(Website and app data records)
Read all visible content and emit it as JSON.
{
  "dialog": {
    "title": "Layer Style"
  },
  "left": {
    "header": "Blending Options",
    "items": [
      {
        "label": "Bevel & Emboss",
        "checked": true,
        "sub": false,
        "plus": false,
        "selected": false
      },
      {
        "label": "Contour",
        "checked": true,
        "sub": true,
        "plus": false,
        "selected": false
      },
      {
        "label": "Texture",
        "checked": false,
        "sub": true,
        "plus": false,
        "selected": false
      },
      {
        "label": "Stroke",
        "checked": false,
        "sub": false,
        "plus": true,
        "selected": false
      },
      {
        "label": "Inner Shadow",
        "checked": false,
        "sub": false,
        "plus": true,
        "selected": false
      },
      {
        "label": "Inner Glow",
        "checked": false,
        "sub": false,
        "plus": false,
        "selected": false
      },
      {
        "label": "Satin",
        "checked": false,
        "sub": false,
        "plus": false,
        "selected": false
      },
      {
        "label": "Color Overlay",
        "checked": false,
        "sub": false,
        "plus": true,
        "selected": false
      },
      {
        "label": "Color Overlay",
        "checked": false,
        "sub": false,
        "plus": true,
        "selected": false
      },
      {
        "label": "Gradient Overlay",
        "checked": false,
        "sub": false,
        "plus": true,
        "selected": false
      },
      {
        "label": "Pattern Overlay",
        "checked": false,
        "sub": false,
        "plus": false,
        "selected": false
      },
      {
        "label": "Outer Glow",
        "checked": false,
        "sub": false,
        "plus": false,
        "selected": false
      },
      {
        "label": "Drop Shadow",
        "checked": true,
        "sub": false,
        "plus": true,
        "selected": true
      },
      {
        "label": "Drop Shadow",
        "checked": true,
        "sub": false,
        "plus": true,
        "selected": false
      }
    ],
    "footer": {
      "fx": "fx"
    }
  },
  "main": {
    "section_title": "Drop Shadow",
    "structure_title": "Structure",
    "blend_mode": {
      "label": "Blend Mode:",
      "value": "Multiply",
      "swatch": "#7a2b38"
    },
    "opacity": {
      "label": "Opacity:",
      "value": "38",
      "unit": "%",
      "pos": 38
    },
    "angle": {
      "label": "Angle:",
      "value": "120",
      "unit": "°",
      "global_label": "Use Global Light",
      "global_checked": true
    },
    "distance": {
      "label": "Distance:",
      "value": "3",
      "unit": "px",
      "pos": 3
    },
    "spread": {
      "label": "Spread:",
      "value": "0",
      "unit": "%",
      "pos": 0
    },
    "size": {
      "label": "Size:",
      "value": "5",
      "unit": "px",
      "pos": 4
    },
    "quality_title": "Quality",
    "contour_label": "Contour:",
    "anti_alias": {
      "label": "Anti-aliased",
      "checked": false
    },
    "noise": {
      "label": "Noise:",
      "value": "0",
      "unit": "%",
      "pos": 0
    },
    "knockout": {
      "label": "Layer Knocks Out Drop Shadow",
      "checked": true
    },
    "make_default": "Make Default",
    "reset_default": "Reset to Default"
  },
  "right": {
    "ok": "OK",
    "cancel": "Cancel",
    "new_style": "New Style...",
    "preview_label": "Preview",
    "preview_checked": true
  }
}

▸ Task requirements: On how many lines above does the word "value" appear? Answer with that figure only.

▸ Reply to the exercise: 7